• For each day of service they are compensated at the E–V daily rate ($182.00 under the new pay raise), and when traveling they are allowed travel money and per diem. There is no upper limit on compensation for travel or allowances permitted by the law.

The law does not specify how often the Board shall meet or how it goes about its business except that it is permitted to establish a staff hired under standard civil service procedures. The division of labor between the Board and its staff is up to it.

The law authorizes the Board to make grants to RFE/RL (including monies received from other governments and private individuals), to review and evaluate the mission of RFE/RL, to see that broadcasting is kept within the broad foreign policy objectives of the U.S., to encourage efficiency and economy, to make audits, prescribe regulations and report annually to the President and the Congress. The law does not specify how the Board is to exercise these functions. This concluding general provision of the law is interesting:

“In carrying out the foregoing functions, the Board shall bear in mind the necessity of maintaining the professional independence and integrity of Radio Free Europe and Radio Liberty.”

The Secretary of State is charged in the law with responsibility for providing the Board “with such information regarding the foreign policy of the United States as the Secretary may deem appropriate.”

VOA and other broadcasting operations are not mentioned in the law.


In sum, the job of Chairman can be accommodated to the schedule and wishes of the man who takes the job, subject to the desires of the other members of the Board. He could, theoretically, make it practically a full-time job, but the assumption underlying the law is clearly that he would not and that the function, and that of the other members of the Board, is clearly a part-time one.

I find a broad degree of consensus that Gronouski would, if he wants the job, be a good man for it. If you prefer not to contact him directly, perhaps I could do so saying that I have been asked to sound him out in your behalf.

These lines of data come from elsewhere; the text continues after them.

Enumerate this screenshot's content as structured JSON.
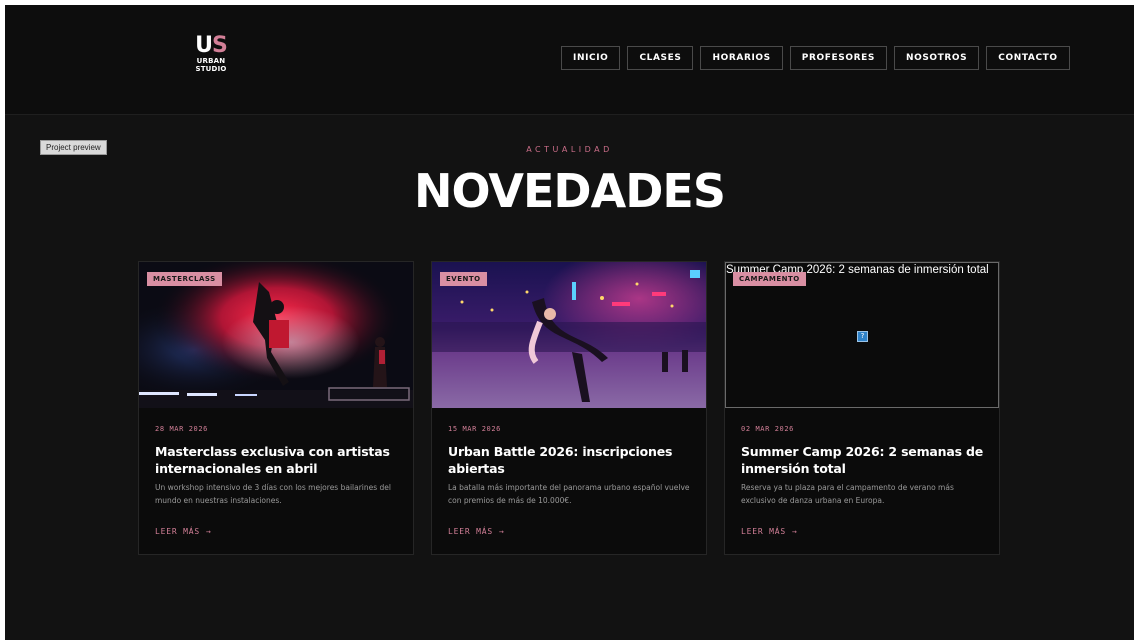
{
  "header": {
    "logo_mark_u": "U",
    "logo_mark_s": "S",
    "logo_line1": "URBAN",
    "logo_line2": "STUDIO",
    "nav": [
      "INICIO",
      "CLASES",
      "HORARIOS",
      "PROFESORES",
      "NOSOTROS",
      "CONTACTO"
    ]
  },
  "preview_badge": "Project preview",
  "section": {
    "kicker": "ACTUALIDAD",
    "title": "NOVEDADES"
  },
  "cards": [
    {
      "tag": "MASTERCLASS",
      "date": "28 MAR 2026",
      "title": "Masterclass exclusiva con artistas internacionales en abril",
      "description": "Un workshop intensivo de 3 días con los mejores bailarines del mundo en nuestras instalaciones.",
      "link": "LEER MÁS",
      "arrow": "→"
    },
    {
      "tag": "EVENTO",
      "date": "15 MAR 2026",
      "title": "Urban Battle 2026: inscripciones abiertas",
      "description": "La batalla más importante del panorama urbano español vuelve con premios de más de 10.000€.",
      "link": "LEER MÁS",
      "arrow": "→"
    },
    {
      "tag": "CAMPAMENTO",
      "image_alt": "Summer Camp 2026: 2 semanas de inmersión total",
      "broken_glyph": "?",
      "date": "02 MAR 2026",
      "title": "Summer Camp 2026: 2 semanas de inmersión total",
      "description": "Reserva ya tu plaza para el campamento de verano más exclusivo de danza urbana en Europa.",
      "link": "LEER MÁS",
      "arrow": "→"
    }
  ],
  "colors": {
    "accent": "#d27f97",
    "tag_bg": "#d98fa3",
    "background": "#121212",
    "card_bg": "#0b0b0b"
  }
}
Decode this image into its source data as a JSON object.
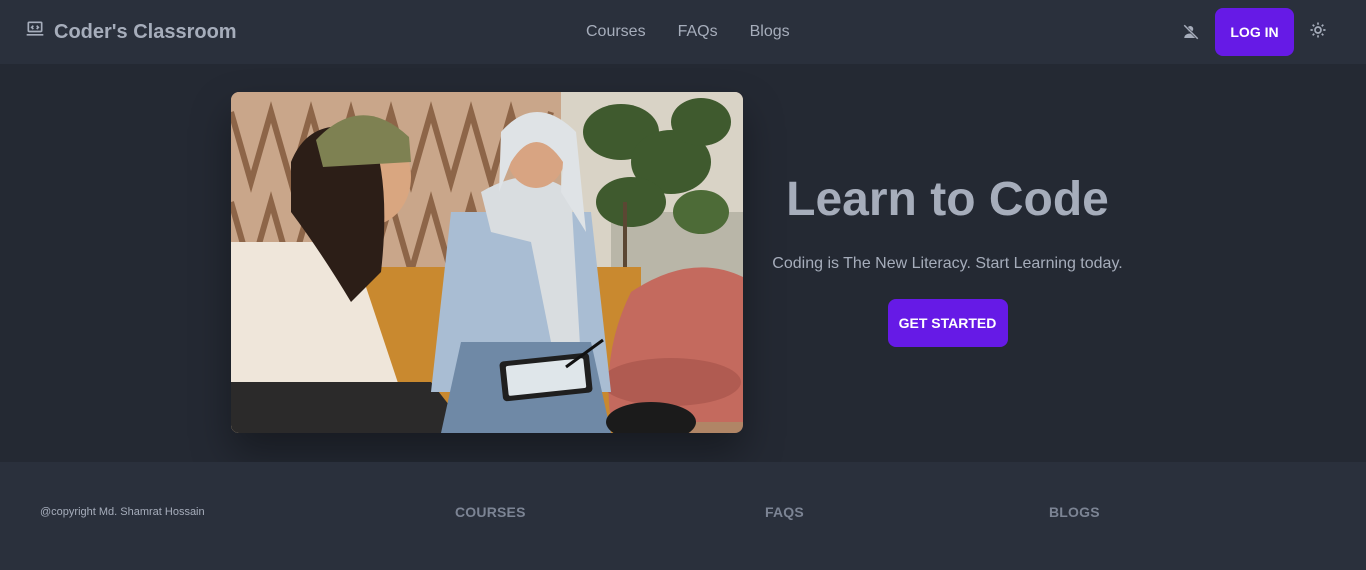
{
  "navbar": {
    "brand": "Coder's Classroom",
    "links": [
      "Courses",
      "FAQs",
      "Blogs"
    ],
    "login_label": "LOG IN"
  },
  "hero": {
    "title": "Learn to Code",
    "subtitle": "Coding is The New Literacy. Start Learning today.",
    "cta_label": "GET STARTED"
  },
  "footer": {
    "copyright": "@copyright Md. Shamrat Hossain",
    "sections": [
      "COURSES",
      "FAQS",
      "BLOGS"
    ]
  },
  "colors": {
    "primary": "#661ae6",
    "nav_bg": "#2a303c",
    "hero_bg": "#242933",
    "text": "#a6adbb"
  },
  "icons": {
    "brand": "laptop-code-icon",
    "user": "user-slash-icon",
    "theme": "sun-icon"
  }
}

  1. Source: Carter Library, National Security Affairs, Staff Material, Horn/Special (Henze), Box 1, Chron File: 2/77. Confidential; Outside System.
  2. Reference is presumably to Henze’s February 15 memorandum to Brzezinski, in which he indicated that Aaron had “checked on how we approach Gronouski” to serve as BIB Chairman. Henze wrote, “Word is that we are free to go ahead and ask him whether he would like to be considered for the appointment. No commitment of any kind is implied in this action, of course.” (Ibid.)
  3. The Board for International Broadcasting Act (P.L. 93–129), which Nixon signed into law on October 19, 1973, created the Board as an independent federal agency to fund and oversee Radio Free Europe and Radio Liberty.